Rep. Jim McDermott was a psychiatrist before he came to D.C., but he says it doesn't take a doctor to diagnose Congress' problems. The Washington state Democrat notes that some of the most intense moments on Capitol Hill — including the current debt ceiling debate — are intentionally created to force action.
"How do you get people to come to a decision?" he asks. "That's what you're watching right now. The squeeze is being put on."
In other words, if Congress wasn't a pressure cooker, nothing would get cooked.
CMF President Brad Fitch says the organization once identified the working environment most similar to Congressional offices: hospital emergency rooms.
"You have young people in stressful situations, making decisions that affect people's lives," he says. "Everybody's working 60 hours a week and their decisions make a difference. Sound like Capitol Hill?"
That stress can even lead to medical problems.

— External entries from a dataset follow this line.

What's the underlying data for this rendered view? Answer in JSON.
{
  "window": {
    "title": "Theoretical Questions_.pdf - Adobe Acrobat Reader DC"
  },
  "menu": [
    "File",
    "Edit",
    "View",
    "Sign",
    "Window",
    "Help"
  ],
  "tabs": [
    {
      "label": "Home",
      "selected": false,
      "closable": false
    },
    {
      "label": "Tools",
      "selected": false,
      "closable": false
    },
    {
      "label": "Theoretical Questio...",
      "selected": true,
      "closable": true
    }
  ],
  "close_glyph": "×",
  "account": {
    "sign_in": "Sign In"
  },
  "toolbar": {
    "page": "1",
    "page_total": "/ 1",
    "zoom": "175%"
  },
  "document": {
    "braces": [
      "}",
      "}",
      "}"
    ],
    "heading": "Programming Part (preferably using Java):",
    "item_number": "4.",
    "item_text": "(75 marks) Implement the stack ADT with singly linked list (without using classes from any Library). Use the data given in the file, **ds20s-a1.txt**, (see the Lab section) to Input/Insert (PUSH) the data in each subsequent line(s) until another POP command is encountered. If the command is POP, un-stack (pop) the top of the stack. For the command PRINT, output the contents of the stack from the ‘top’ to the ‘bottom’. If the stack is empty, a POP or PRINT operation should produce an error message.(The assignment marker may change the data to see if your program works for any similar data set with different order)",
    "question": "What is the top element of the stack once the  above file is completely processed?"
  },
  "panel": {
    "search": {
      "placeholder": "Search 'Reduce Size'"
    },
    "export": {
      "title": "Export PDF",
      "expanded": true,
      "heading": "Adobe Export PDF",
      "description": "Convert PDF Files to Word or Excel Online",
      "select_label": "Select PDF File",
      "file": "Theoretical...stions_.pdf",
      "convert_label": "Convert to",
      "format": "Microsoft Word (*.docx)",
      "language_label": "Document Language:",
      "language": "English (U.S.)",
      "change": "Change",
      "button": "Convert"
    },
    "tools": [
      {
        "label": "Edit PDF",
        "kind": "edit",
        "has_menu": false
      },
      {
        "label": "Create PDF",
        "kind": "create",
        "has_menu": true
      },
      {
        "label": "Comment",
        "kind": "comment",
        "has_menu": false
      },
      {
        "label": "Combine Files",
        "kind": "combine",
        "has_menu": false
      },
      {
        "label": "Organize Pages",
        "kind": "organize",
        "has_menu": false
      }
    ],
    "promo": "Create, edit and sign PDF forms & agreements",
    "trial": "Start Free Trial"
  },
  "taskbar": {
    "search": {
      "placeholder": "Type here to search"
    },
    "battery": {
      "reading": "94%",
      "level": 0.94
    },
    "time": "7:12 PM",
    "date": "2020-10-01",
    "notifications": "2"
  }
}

Robb Watters is a lobbyist who plays an unusual role on Capitol Hill. Watters, managing partner at the Madison Group, is also a volunteer board member of the George Washington University Medical Faculty Associates, a post that enables him to serve as a one-man referral service to Members, staffers and other lobbyists seeking advice about medical care.
Watters says that of the 30 or so calls he fields a week, many are seeking care for ailments that can be stress-related. Gastrointestinal illnesses and heart problems, some of the most common complaints, can be triggered by stress or poor diet. And the orthopedic problems many suffer from — bad backs and knees for example — are exacerbated by long days treading the Capitol's unforgiving marble floors.
"There's so much stress in this lifestyle," he says. "How we work and the hours and the nutrition. We're always grabbing food on the go."
But staffers are so busy that even learning to manage that tension can be another task to juggle. The CMF recently scheduled a workshop for House chiefs of staff to show them how to better manage on-the-job stress. But as the date approached, it became clear that the deficit talks roiling the Hill would decrease attendance.
Fitch sees the irony in staffers being too stressed out to attend a class on learning to chill.
"We had to postpone it until the schedule cleared a little," he says.